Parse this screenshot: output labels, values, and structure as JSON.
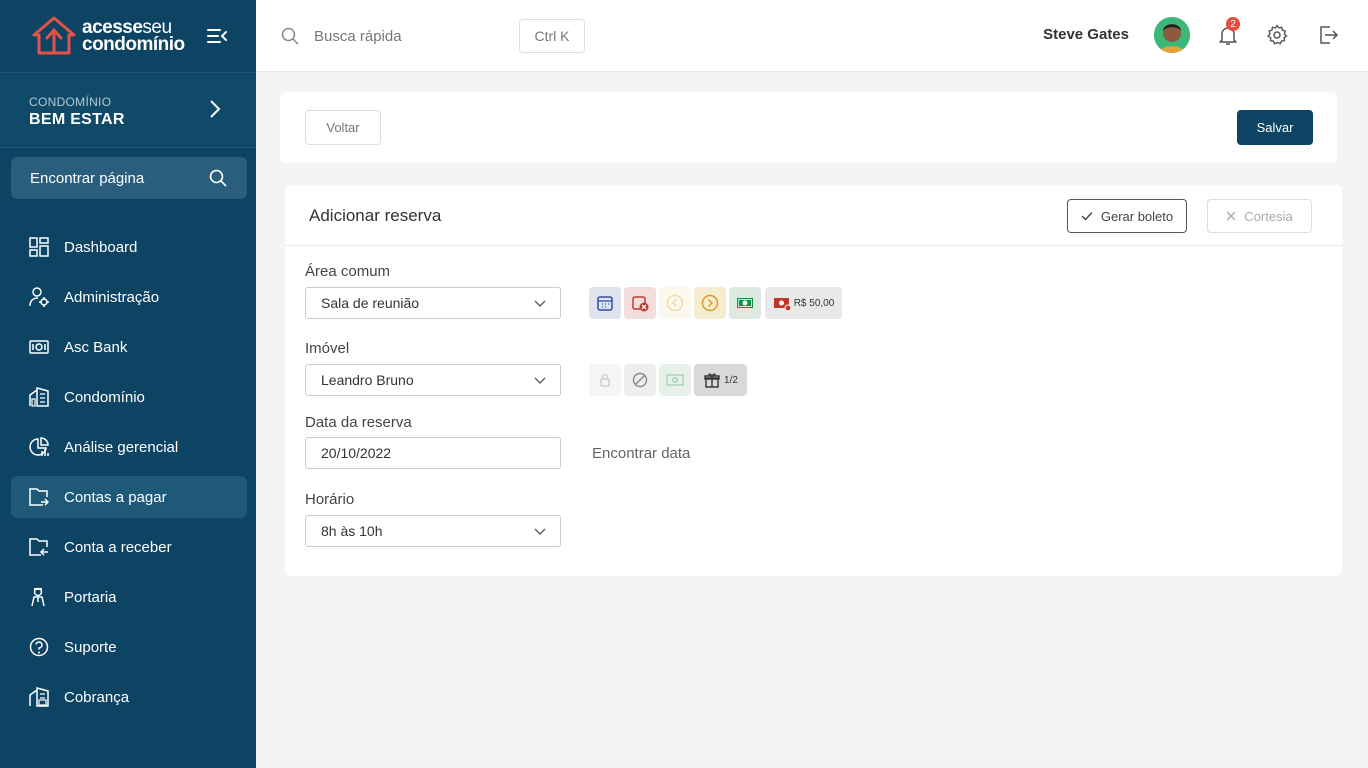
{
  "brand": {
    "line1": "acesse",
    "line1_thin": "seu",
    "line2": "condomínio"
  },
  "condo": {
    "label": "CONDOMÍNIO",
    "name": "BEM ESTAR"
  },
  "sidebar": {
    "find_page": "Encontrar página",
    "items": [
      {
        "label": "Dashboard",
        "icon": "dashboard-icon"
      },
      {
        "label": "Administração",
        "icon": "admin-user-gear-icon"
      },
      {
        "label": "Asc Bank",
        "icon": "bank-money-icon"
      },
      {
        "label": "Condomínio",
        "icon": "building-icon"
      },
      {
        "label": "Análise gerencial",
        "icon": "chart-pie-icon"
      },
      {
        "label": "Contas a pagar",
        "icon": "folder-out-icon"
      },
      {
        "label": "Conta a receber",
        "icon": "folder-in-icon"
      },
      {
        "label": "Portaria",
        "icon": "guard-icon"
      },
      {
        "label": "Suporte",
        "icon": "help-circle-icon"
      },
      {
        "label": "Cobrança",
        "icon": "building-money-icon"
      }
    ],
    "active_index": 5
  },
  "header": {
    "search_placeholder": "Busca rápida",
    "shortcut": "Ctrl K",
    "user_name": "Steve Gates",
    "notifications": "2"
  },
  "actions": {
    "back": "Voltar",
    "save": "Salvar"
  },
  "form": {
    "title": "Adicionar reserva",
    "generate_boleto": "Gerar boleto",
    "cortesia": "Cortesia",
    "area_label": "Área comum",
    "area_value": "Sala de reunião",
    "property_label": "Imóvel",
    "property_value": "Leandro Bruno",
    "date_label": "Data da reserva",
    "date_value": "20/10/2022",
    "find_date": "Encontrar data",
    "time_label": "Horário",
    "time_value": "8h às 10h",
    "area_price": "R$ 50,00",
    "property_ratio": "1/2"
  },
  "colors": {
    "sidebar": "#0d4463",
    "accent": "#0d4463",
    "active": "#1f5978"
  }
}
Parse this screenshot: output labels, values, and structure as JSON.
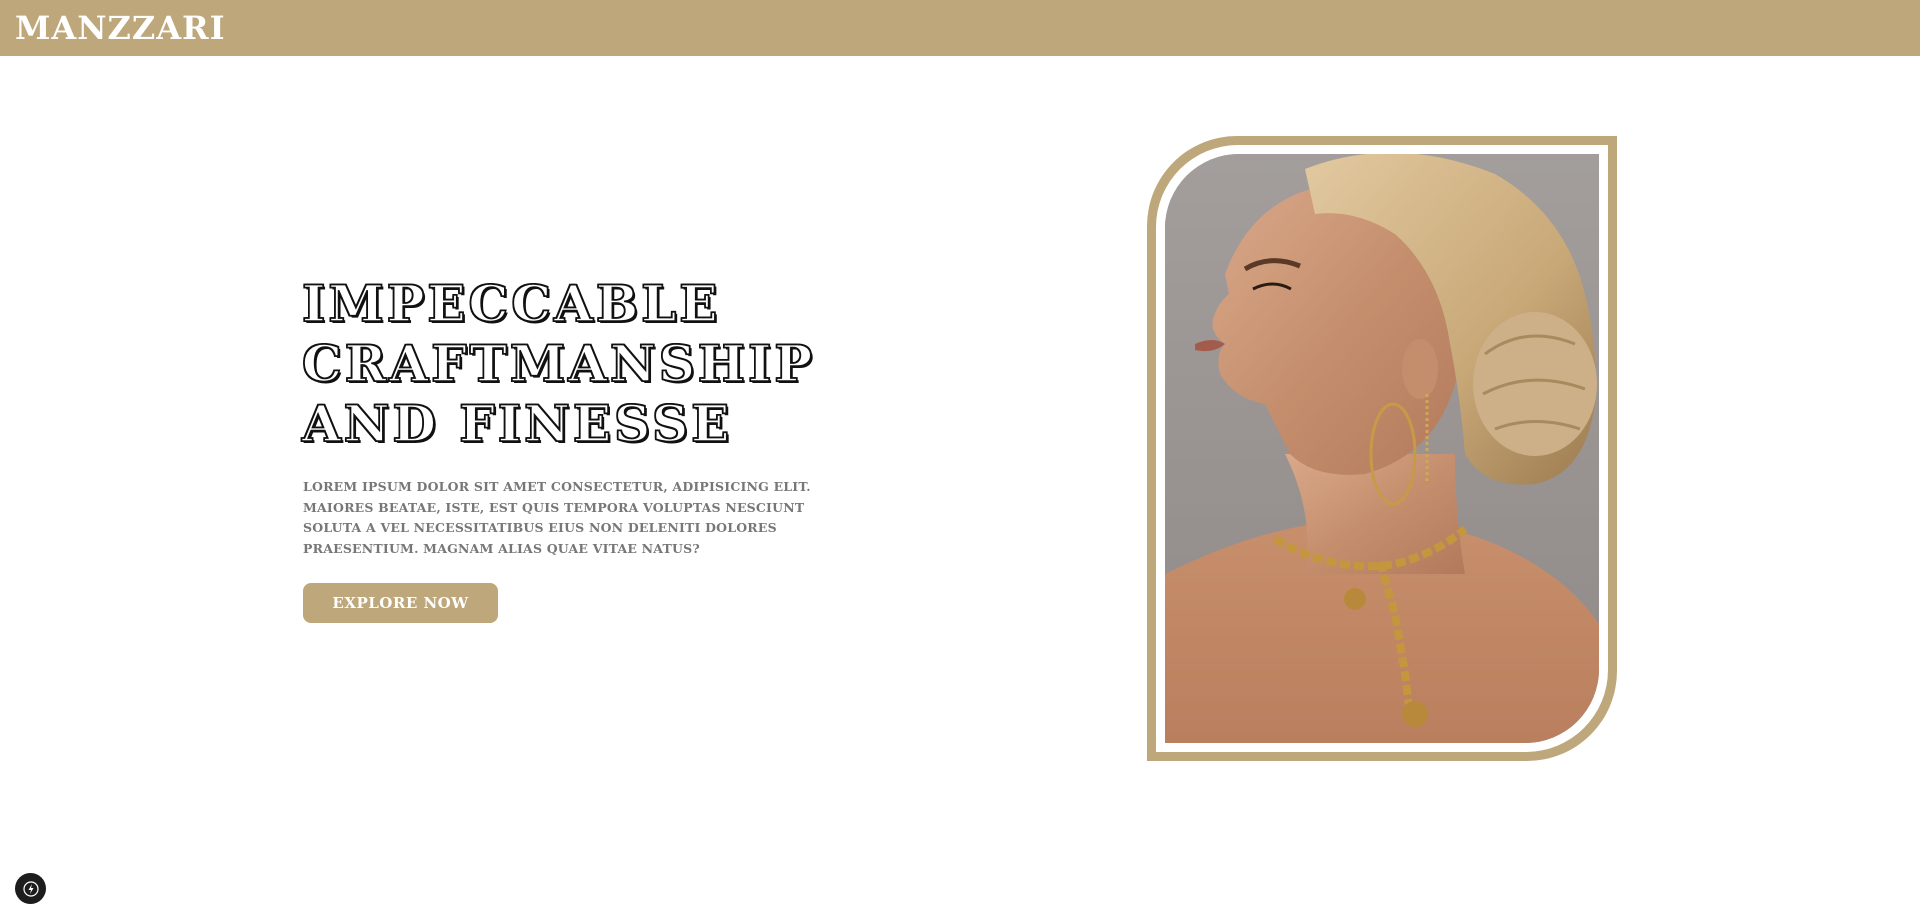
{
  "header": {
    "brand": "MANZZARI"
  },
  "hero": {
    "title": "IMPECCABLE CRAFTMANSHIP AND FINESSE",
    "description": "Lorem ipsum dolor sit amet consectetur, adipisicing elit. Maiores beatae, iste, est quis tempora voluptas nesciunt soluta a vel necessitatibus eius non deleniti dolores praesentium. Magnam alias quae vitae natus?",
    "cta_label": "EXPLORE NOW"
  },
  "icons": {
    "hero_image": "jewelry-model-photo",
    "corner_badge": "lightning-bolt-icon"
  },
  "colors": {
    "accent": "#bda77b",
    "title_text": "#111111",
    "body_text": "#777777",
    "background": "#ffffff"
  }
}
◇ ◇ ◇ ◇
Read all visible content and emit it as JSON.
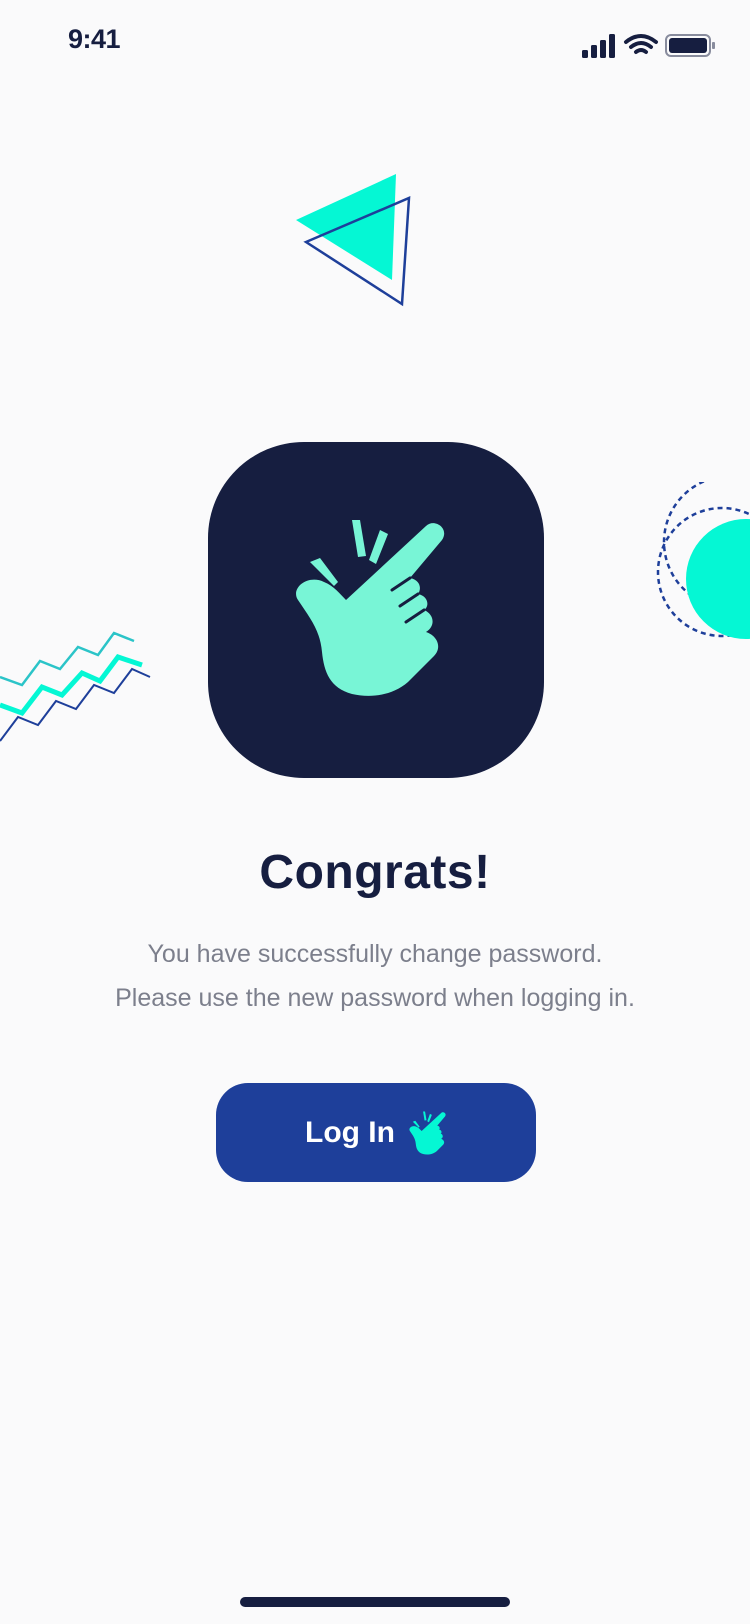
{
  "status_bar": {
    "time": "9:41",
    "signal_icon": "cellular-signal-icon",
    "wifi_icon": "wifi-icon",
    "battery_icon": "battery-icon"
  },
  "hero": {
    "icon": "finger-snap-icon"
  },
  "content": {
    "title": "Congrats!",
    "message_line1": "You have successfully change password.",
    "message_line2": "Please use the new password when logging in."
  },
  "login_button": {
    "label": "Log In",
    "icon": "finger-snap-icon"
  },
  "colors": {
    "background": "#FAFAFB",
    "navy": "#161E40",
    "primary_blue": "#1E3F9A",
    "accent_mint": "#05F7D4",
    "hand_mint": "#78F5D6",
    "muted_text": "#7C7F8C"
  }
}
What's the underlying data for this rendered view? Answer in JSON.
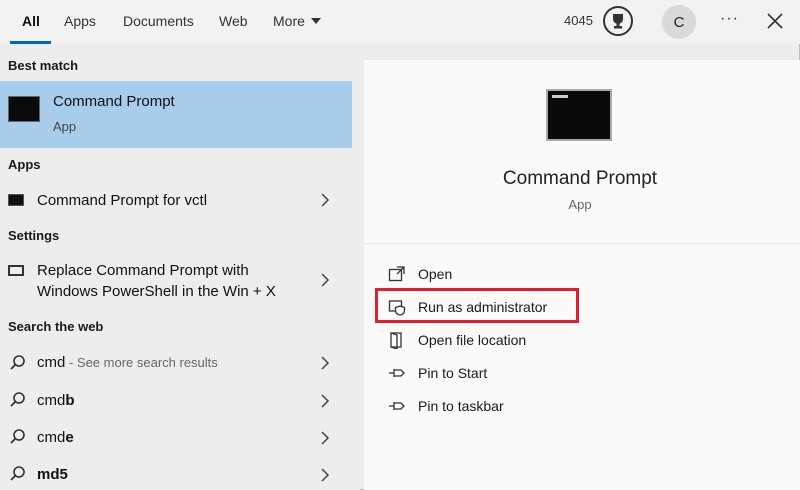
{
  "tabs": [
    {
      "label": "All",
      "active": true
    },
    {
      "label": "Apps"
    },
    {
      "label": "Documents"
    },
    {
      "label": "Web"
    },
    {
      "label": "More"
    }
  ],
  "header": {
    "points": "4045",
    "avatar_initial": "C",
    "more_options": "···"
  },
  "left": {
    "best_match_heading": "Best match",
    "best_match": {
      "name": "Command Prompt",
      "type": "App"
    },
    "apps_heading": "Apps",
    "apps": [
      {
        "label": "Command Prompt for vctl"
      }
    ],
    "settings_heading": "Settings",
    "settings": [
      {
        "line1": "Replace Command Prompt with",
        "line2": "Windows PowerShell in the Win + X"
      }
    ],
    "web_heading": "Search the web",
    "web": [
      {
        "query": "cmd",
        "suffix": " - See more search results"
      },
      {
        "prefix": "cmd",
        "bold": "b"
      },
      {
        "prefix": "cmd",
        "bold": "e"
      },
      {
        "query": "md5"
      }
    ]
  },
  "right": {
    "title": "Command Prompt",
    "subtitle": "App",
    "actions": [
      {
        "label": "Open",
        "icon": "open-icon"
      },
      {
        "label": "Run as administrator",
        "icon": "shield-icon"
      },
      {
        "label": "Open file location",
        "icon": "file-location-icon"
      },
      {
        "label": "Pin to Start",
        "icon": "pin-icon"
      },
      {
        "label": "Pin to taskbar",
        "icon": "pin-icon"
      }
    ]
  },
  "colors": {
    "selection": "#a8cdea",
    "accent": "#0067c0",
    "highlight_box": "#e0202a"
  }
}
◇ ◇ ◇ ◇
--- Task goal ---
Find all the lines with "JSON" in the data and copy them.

--- Exercise answer ---
Parse this screenshot: output labels, values, and structure as JSON.
Parse this screenshot: output labels, values, and structure as JSON.
Read all visible content and emit it as JSON.
What's the underlying data for this rendered view? Answer in JSON.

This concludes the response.